“I was burnt on my feet; a pot of scalding water exploded. When my daddy took my shoes off, the skin came right off with ‘em. The doctor put peanut butter on my feet, which is probably one of the worst things he could have done,” she says.
Joining the regular volunteers are three high school students, Marissa Smith, Gracie Lawrence and Mandy Zheng, who have been shadowing the Gray Ladies and Lads.
“These girls have been getting educated in a lot of things, life experiences,” jokes Hartsell.
“It’s been a very, very good experience,” offers Zheng. “Just the satisfaction you get from helping others.”
“It’s nice hearing their stories,” says Smith, “and seeing the patient's smile.”
While they wait for the next call, Julia McGriff, a Gray Lady volunteer who has been sidelined recently due to health problems, stops by to chat.
“They want me to get a pacemaker,” she says, “But I just don't know.”
After McGriff leaves, her fellow volunteers discuss whether she’ll eventually return to their fold.
“She’s also caring for a special needs son and a mother with dementia,” says Barry, who volunteers alongside his wife, Frances. “That’s a very dedicated lady.”
“The secret of the volunteers,” offers Faulkenberry, “is we stand by each other through sickness or whatever. It’s like a family.”
Terry Jessip, a volunteer for the hospital’s emergency department, knows what truly keeps the Gray Ladies and Lads coming back week after week.
“I’ve watched the team here wheelchair that mama with that brand new baby when they are being discharged, and these are great grandmas and grandpas here, and you watch them take that mom and the cart with the flowers and the luggage and the smile on their faces, and it’s just priceless.”
As he wheels an 8-pound, 13-ounce newborn and his mother down to Labor and Delivery, Barry smiles and offers congratulations to the parents. Following behind with the luggage cart, his wife dodges “It’s a Boy!” balloons and tries to keep a set of flower vases upright.
“Yeah, this is always the best part of the day,” says Barry. “Seeing a new life going out into the world and then years later they come back as a young adult, and healthy.”
“I think the main reason people do this is for the satisfaction,” continues Barry. “Part of the job is not just pushing that wheelchair. It’s talking to the people and asking them how they’re doing.”
Jessip says the Gray Ladies and Lads have been sources of inspiration for his own work.
“This group is where I come to seek wisdom at. You get to see who’s been here the longest, how many people they’ve touched in their lives, which is astronomical. This is a unique family of volunteers at CarolinaEast Medical Center.”
As a reminder of that “unique family” the volunteers keep a photo of the the first class of Gray Ladies to work at the hospital pinned to the bulletin board in their office. The photo shows a group of women dressed in matching gray uniforms gathered outside of the hospital. Standing in the front row, smiling, is Lummie Faulkenberry.

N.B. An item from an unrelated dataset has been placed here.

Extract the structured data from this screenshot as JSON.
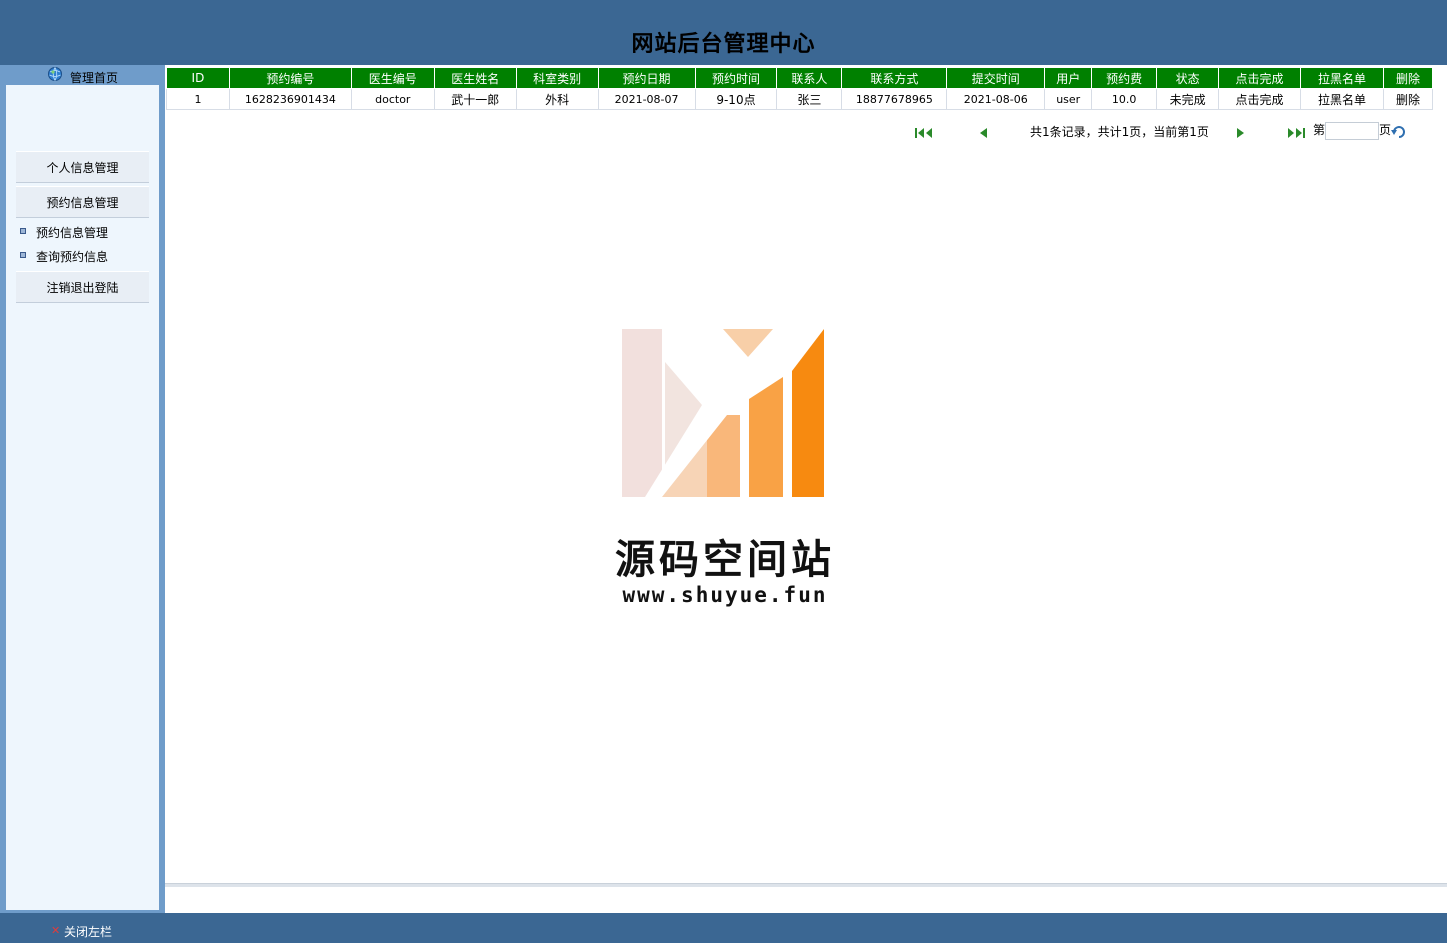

“The best part is seeing a smile on people’s faces,” she says, the vibrant eyes and wry smile still recognizable from the photo taken five decades ago. “It just brings a lot of satisfaction.”
“You know, a lot us volunteers talk about retirement,” she adds, “but then what would we do on Thursdays.”